Cryo-fluorescence tomography is an imaging modality that aims to bridge the gap between in vivo and ex vivo imaging. So, what does that mean? If you are familiar with Latin, you may be able to figure out that in vivo means “within the living”, while ex vivo means “out of the living”. Think of in vivo imaging as modalities such as MRI’s or PET scans, where the imaging is done on a large, living, specimen, like a person going through the MRI machine. These methods are important because it lets you get a better view of the problem as a whole, instead of just a small section, and allows for monitoring of a tumor over time, but in doing that there are issues with low resolution and lack of sensitivity and specificity. On the other hand, microscopy provides high resolution but of a small volume sample, outside of the living organism.

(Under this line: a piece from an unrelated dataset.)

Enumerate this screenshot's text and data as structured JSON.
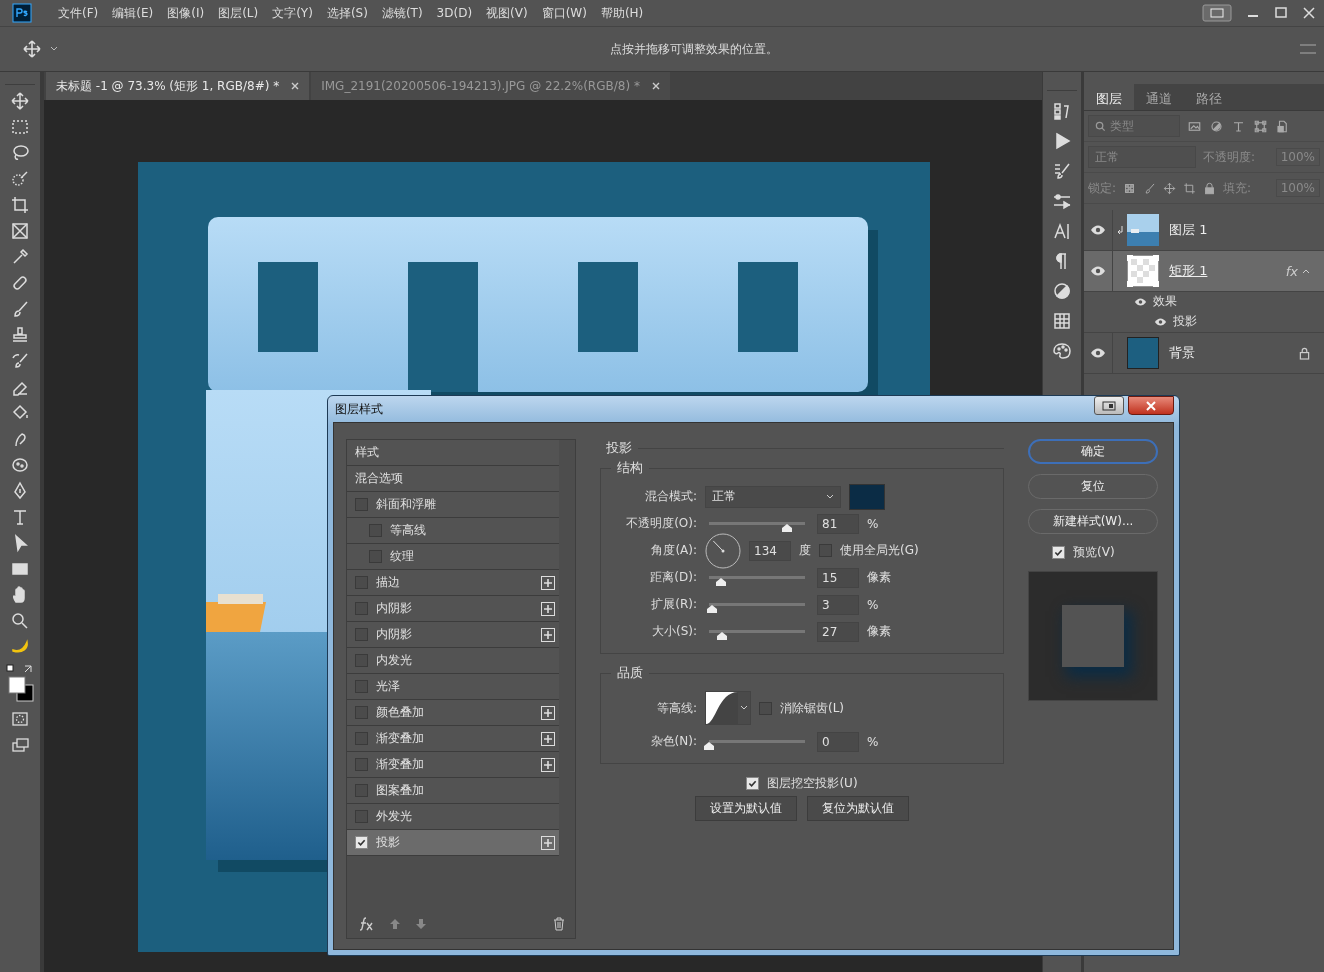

What is CFT and how does it bridge this gap?
Cryo-fluorescence tomography is an imaging modality that takes ex vivo fluorescence from 2D sections and combines it into a 3D image. So they prepare the sample, which may include adding tracers. They may also do other in vivo imaging, for a multi-modality approach. The sample is then frozen in a block, the block is sectioned, and the block face is imaged with white light and fluorescence imaging. You might also collect sections here to do other testing, such as IHC later on. The images are then aligned and rendered in 3D using a software tool. The idea here is that you end up with both molecular information and structural information that you can overlay to get a better sense of the total picture that is lacking from just an MRI on its own or just a tissue sample on its own.
Want to learn more about the science behind cryo-fluorescence tomography? Join us May 26th at 1PM ET for our May Laboratory Webinar, Cryo-Fluorescence Tomography: A Technique to Bridge Multi-Resolution Multi-Modal Assays, presented by Mohammed Farhoud, MS, Emit Imaging. Your entire lab can view the webinar and earn a CEU credit for one low price.